- Google launches a series of accessibility features for its ecosystem
- Chrome is getting a URL corrector, which will protect you from Typosquatting
- As for Live Caption (Android’s automatic subtitles), it finally supports the French language
Some fairly common online threats include the Typosquatting. In summary, this technique consists in exploiting the errors that the user can commit when he enters an address on the bar of his browser. Malicious entities take control of domain names similar to those of legitimate websites. Then, they expect that Internet users accidentally fall on their sites, in the event of a typo. For example, if you accidentally go to “Facebooook.com” instead of “Facebook.com”, you will not come across Mark Zuckerberg’s social network. But the good news is that Google Chrome has just announced a new feature that will limit these typing errors.
In a recent blog post, Google announced a series of new accessibility features for its ecosystem. And among these novelties, there is the new functionality against typos on the address bar. According to the firm, when entering the address of a site, Chrome detects shells and suggests corrections. “It increases accessibility for people with dyslexia, language learners and anyone who makes typos by making it easier to access previously visited websites despite misspellings”, explains Google. The novelty arrives first on computers, but it will also be offered on the Android version of Chrome later.
Android subtitles are available in French
As mentioned above, Google has announced several new accessibility features. And among these, there is also support for the French language on the Live Caption feature. Available on Android for years, this feature uses Google’s AI to automatically generate captions for video or audio content and even for calls. However, so far it only supported English. But that will soon change.
According to Google, support for French, but also Italian and German is coming to a few devices, including the Pixel 4 and Pixel 5, as well as other Android devices, including Samsung Galaxy. Unfortunately, the firm is not very specific about compatible devices. But in any case, the fact that Live Caption is finally available in French is good news. These automatic captions can help people who are hard of hearing. But they can also be handy if, for example, you’re in a meeting and you can’t turn up the volume on your smartphone.

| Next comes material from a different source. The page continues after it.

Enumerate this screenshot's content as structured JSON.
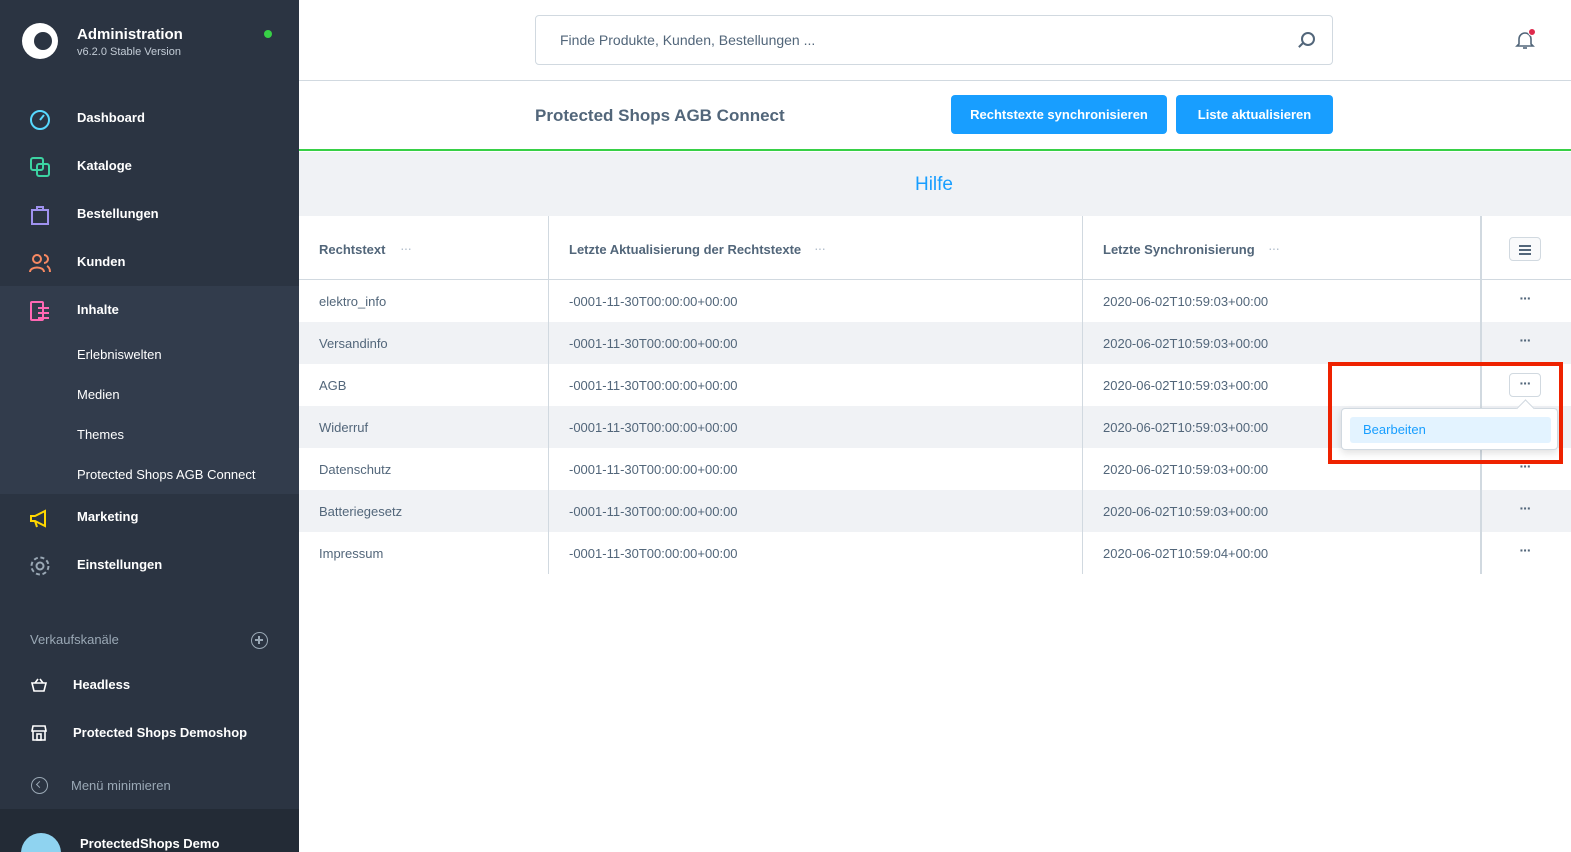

Otherwise, for people in wheelchairs, Google Maps has a new indicator. This one was tested for a while, but now it is accessible for everyone. “We’re now making the icon visible to everyone on Maps so you can ‘know before you go’ if there’s a step-free entrance, which is useful whether you’re using a wheelchair, pushing a stroller, or drag a suitcase”, Google announces. Google has also just announced new accessibility features for connected watches (via Wear OS 4). And its Lookout app, which is meant to help people who are blind or visually impaired, gets artificial intelligence that can describe an image inline (when there’s no caption or alt text).